Data records for software interfaces
+===+

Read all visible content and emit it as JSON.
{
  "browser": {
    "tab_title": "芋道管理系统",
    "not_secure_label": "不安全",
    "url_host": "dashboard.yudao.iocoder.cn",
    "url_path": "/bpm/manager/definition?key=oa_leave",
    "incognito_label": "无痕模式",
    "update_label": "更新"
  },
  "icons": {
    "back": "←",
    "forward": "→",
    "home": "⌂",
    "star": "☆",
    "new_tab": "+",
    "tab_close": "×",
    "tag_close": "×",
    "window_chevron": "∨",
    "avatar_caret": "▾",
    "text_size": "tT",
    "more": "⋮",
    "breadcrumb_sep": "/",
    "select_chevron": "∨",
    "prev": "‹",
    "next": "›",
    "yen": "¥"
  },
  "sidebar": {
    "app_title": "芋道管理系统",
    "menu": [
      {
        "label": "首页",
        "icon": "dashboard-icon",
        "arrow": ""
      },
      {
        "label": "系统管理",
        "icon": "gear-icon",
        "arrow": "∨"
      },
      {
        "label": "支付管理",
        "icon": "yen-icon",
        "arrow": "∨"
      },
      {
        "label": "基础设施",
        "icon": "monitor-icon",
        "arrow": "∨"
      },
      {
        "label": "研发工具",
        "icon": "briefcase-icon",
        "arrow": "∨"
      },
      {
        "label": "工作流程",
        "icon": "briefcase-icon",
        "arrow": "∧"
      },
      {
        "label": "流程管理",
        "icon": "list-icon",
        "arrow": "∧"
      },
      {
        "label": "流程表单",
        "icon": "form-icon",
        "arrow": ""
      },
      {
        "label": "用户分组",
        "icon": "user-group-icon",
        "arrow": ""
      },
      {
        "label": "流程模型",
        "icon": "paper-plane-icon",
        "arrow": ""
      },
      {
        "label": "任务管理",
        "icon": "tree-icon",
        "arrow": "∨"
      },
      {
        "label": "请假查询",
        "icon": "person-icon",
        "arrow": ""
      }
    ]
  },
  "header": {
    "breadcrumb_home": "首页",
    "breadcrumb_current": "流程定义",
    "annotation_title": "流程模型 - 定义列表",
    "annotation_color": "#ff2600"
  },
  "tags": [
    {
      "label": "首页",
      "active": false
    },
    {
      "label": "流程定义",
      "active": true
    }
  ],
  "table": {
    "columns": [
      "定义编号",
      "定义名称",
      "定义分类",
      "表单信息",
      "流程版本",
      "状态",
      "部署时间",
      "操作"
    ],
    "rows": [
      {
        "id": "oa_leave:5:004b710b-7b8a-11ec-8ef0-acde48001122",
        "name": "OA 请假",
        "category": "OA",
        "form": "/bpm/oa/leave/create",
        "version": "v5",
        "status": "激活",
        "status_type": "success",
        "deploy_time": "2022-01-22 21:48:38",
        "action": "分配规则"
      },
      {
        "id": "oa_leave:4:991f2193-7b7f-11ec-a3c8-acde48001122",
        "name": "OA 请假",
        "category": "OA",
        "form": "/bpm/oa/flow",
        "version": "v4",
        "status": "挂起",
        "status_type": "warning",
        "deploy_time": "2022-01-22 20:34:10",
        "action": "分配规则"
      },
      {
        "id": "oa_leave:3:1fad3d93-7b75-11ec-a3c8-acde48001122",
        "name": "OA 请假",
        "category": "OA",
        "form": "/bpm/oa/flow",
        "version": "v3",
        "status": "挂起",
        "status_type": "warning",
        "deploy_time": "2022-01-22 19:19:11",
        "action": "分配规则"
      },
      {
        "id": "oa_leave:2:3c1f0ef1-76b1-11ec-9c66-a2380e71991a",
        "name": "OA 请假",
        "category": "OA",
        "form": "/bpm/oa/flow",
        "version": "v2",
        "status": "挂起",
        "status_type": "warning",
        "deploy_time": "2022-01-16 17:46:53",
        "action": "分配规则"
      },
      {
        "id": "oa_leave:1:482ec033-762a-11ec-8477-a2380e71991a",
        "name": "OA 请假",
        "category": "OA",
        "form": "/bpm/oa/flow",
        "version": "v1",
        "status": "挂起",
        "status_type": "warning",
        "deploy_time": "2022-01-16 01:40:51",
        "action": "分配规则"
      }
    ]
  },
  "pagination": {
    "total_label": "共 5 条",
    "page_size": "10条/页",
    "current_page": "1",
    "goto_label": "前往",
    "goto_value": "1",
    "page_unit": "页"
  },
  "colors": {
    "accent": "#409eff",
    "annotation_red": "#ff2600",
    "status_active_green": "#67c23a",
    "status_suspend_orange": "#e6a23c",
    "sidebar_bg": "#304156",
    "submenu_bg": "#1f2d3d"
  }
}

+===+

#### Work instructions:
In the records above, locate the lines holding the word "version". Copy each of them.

#### Reply:
        "version": "v5",
        "version": "v4",
        "version": "v3",
        "version": "v2",
        "version": "v1",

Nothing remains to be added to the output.